═══ Exercise inputs ═══

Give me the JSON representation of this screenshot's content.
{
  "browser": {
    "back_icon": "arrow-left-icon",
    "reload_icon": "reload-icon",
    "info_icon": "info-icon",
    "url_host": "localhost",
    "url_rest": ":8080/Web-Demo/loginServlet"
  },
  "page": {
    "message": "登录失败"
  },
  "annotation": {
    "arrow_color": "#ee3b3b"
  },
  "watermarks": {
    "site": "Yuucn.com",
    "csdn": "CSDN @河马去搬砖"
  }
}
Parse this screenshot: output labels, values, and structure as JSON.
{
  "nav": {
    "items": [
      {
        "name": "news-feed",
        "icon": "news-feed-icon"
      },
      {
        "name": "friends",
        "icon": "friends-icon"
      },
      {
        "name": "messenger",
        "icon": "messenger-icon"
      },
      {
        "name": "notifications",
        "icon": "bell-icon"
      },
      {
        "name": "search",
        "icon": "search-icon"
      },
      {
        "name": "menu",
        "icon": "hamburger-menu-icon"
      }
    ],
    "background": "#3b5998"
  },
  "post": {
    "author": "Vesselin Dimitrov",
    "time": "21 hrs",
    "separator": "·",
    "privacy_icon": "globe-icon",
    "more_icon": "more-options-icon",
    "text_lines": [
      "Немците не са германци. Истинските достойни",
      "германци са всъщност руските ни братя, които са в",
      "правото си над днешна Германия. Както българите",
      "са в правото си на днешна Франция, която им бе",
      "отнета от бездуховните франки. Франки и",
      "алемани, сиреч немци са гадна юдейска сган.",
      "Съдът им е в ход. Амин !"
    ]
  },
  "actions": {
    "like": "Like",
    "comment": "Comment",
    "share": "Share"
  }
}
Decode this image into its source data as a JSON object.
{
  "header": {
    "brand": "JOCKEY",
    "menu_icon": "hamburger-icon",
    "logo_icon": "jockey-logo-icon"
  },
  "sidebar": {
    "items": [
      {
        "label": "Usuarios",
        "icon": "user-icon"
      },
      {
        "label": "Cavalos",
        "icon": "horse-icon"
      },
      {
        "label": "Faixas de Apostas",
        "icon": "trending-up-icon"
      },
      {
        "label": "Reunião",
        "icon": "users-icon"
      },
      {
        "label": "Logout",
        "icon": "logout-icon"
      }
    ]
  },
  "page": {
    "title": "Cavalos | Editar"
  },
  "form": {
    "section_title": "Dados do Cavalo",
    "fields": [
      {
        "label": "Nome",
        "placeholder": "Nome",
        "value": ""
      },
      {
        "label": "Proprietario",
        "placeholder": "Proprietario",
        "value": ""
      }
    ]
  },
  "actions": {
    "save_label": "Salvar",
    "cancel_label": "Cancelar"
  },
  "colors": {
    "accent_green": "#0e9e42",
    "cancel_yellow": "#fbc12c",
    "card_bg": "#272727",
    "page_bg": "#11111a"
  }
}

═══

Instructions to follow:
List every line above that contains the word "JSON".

Task solution:
Give me the JSON representation of this screenshot's content.
Parse this screenshot: output labels, values, and structure as JSON.
Decode this image into its source data as a JSON object.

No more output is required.